Records from a data source
======

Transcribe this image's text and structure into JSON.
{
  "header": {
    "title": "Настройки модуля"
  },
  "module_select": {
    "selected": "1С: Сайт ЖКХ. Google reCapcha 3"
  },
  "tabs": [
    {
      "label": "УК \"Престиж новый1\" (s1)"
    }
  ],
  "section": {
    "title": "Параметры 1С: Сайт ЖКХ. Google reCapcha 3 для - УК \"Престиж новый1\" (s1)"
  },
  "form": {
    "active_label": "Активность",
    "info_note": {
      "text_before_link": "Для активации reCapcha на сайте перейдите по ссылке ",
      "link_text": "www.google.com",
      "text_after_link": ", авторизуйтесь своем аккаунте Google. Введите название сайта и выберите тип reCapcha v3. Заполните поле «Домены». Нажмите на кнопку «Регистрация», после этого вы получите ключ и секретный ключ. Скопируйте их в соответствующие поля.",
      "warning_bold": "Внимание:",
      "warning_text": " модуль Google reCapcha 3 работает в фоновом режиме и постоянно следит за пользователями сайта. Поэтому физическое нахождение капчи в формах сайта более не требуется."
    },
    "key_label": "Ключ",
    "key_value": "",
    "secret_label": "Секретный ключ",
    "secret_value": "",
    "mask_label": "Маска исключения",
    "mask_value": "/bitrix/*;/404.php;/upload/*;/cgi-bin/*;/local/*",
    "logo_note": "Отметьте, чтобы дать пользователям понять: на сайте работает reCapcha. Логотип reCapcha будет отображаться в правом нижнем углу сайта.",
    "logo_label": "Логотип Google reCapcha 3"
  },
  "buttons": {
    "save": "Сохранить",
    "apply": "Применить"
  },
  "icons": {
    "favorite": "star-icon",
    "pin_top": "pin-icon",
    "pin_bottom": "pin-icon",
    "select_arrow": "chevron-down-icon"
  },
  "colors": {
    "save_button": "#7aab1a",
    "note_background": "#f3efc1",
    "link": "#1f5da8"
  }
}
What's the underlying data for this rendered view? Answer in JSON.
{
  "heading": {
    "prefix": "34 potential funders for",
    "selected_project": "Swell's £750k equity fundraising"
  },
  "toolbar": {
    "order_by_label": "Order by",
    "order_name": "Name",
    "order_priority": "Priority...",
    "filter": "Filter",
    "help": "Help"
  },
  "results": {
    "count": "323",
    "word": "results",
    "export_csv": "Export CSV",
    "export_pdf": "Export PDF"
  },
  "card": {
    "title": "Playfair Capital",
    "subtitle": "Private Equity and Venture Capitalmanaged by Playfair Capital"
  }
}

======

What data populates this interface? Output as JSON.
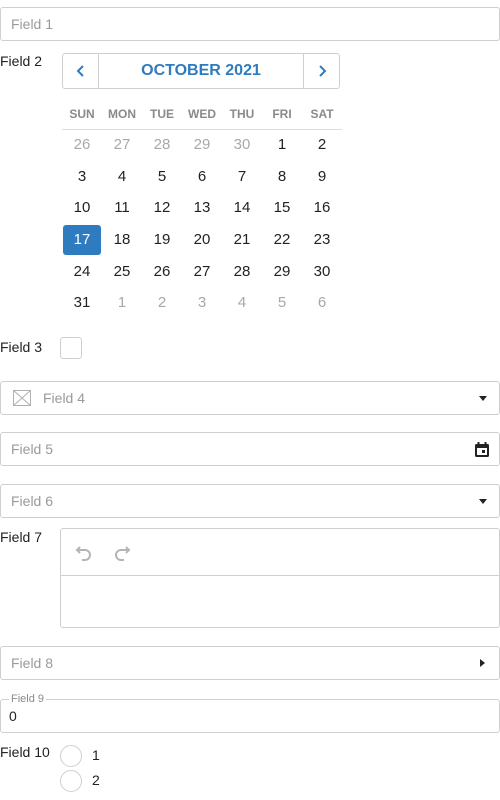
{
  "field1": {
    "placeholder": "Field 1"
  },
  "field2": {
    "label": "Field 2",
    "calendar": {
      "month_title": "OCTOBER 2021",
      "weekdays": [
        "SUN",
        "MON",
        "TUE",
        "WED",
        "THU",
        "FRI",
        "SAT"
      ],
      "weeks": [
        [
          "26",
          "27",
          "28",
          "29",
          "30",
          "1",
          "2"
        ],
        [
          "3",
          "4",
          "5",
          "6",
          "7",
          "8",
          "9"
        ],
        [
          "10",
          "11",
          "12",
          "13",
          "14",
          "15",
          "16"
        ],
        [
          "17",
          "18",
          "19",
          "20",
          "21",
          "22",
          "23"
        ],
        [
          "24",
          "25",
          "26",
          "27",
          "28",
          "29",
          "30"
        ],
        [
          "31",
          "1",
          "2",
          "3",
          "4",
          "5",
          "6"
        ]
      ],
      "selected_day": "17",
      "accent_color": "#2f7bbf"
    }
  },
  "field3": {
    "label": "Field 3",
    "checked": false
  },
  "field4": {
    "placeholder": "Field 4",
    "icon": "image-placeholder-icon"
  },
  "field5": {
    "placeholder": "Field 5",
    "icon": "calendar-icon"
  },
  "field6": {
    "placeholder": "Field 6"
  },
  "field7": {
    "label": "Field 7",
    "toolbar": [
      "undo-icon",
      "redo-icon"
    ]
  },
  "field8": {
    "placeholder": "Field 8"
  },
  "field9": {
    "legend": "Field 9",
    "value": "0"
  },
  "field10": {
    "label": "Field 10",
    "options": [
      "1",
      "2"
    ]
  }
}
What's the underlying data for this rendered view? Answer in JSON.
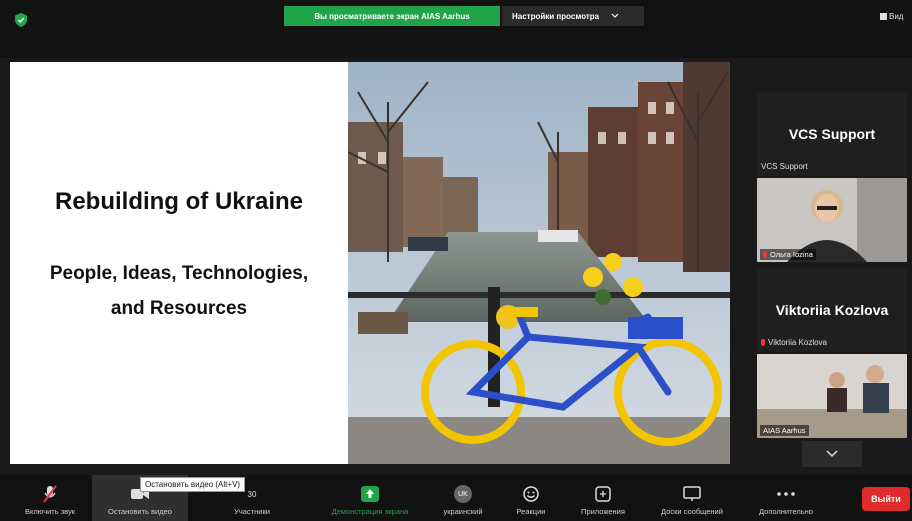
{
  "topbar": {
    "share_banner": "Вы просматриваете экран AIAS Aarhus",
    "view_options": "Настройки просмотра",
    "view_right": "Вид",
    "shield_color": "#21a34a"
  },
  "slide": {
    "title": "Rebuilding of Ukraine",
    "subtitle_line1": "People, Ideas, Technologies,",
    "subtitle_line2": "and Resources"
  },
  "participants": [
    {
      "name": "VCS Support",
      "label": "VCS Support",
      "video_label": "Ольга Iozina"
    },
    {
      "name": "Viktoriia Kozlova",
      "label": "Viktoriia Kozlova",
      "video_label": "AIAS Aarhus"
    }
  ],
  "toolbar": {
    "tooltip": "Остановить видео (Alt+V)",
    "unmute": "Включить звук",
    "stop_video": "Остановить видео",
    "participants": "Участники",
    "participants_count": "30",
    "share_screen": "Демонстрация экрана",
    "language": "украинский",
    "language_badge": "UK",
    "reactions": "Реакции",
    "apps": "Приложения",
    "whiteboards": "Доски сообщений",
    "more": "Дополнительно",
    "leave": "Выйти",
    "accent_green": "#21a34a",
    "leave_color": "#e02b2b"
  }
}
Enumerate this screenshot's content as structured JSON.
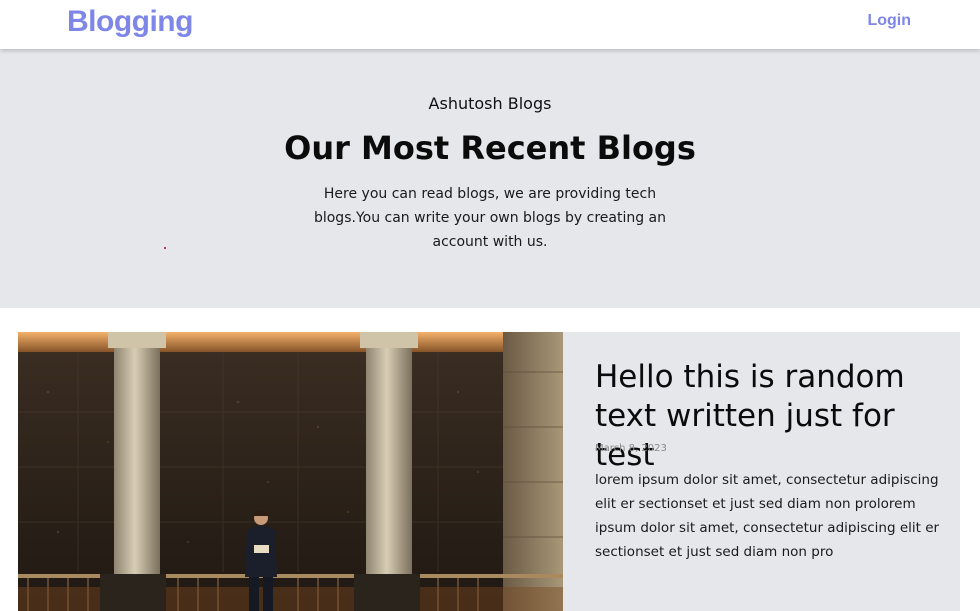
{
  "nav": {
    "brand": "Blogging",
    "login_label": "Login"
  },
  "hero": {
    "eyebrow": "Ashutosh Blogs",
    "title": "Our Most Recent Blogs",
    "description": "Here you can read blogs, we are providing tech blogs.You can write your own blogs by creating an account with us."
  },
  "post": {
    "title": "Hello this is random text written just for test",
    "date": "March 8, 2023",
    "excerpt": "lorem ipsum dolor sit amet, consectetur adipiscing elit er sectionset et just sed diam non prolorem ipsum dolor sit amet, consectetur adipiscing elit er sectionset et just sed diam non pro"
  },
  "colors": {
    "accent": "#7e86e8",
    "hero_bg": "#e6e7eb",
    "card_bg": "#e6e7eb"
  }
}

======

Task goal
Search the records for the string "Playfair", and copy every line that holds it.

Reply to the exercise
    "title": "Playfair Capital",
    "subtitle": "Private Equity and Venture Capitalmanaged by Playfair Capital"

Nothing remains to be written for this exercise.